*** Available records ***

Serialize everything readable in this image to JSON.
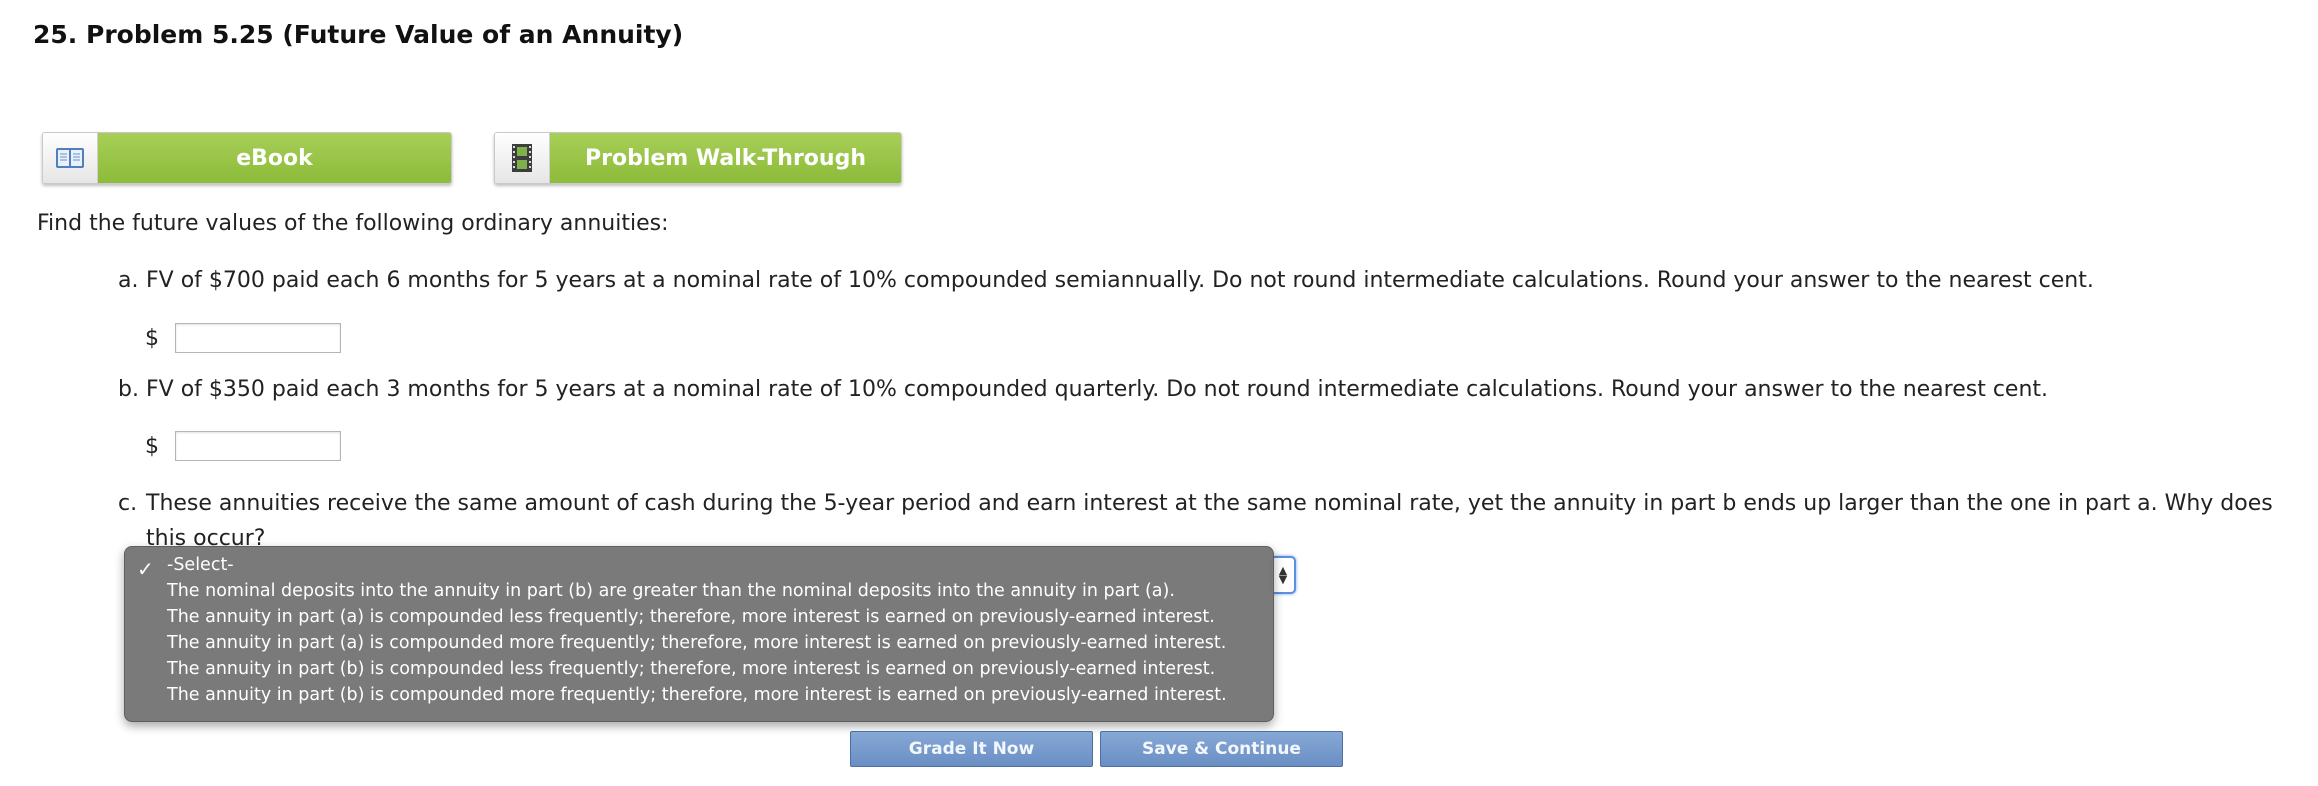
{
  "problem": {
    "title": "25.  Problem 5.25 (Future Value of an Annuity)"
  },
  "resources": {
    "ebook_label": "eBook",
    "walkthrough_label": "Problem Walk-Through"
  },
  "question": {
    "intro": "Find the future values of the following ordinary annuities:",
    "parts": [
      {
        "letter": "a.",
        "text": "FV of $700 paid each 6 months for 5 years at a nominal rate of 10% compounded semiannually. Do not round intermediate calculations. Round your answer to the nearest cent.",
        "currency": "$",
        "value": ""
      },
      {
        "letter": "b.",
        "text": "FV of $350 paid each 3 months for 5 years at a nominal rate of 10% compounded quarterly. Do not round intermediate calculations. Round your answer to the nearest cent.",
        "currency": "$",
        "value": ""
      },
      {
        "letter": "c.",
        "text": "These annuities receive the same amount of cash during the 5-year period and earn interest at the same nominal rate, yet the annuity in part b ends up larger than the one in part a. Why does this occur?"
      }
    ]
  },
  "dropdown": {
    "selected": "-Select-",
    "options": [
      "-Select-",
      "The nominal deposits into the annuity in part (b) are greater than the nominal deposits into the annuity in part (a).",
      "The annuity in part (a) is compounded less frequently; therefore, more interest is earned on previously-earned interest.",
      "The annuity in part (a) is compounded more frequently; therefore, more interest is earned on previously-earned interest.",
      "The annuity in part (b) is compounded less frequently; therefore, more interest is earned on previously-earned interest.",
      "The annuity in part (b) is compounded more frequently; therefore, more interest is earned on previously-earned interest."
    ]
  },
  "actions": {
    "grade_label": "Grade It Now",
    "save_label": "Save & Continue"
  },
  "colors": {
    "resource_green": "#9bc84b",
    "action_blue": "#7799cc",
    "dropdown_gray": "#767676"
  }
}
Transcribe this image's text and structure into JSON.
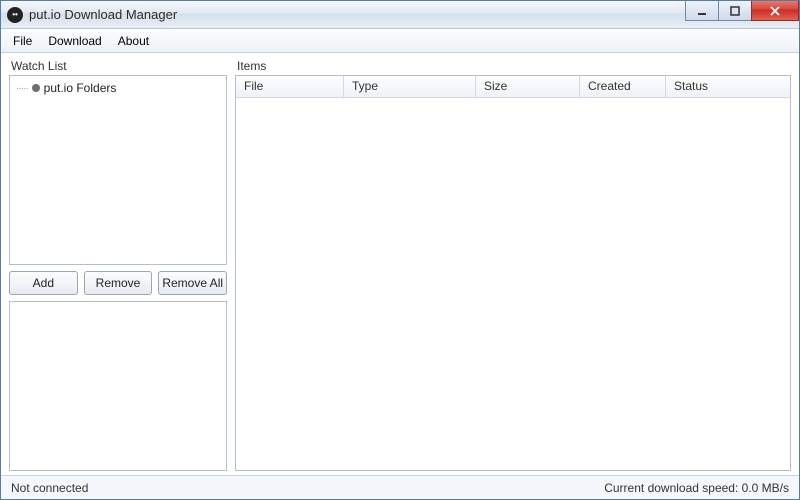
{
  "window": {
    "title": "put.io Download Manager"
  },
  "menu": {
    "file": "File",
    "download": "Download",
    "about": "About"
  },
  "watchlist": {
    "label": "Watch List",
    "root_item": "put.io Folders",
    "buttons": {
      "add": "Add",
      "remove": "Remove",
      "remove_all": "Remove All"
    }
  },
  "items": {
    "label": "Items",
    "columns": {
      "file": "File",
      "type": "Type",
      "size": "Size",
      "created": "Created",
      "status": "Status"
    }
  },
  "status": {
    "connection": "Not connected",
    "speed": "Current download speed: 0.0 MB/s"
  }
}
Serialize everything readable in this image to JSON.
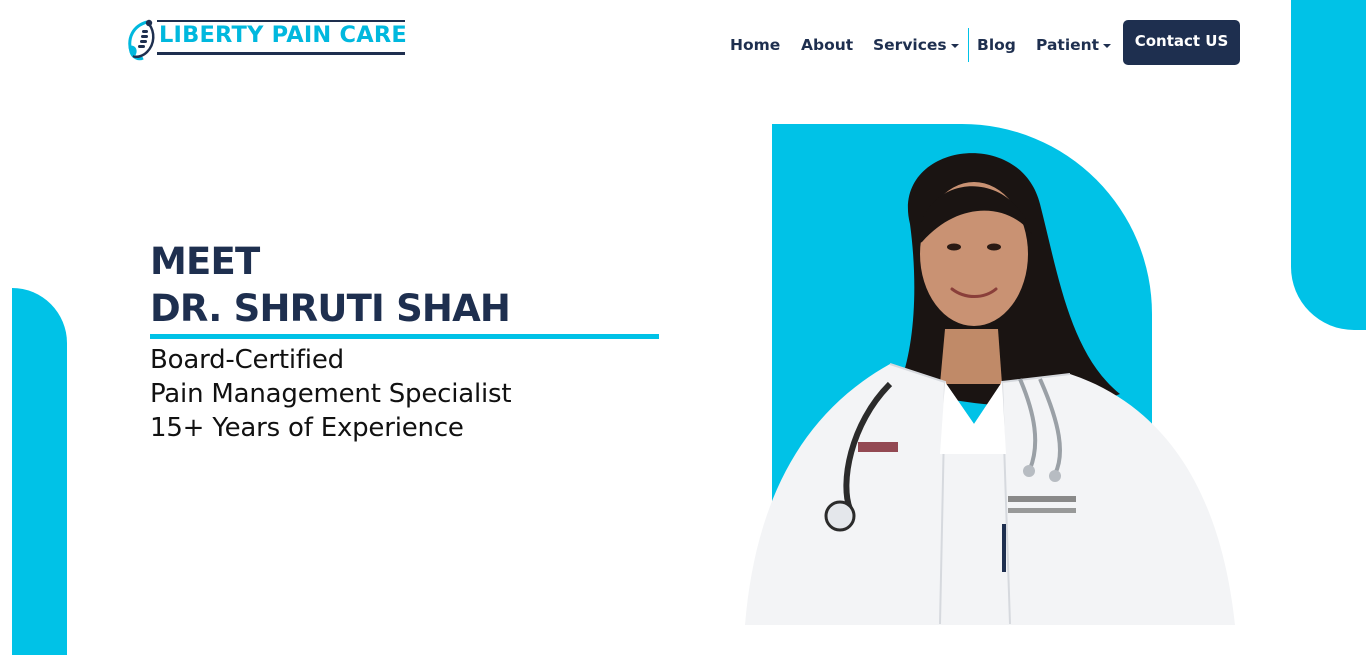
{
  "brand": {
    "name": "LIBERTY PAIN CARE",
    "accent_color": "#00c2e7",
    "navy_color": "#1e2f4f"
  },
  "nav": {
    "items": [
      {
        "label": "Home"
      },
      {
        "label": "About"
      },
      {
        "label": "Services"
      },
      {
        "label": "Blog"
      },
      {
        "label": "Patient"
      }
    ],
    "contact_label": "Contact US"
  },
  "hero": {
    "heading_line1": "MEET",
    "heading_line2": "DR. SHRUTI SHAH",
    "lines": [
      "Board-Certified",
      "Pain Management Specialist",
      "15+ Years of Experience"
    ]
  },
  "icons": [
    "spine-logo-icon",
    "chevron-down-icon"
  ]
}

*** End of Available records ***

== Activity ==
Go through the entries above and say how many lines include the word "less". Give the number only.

== Task answer ==
2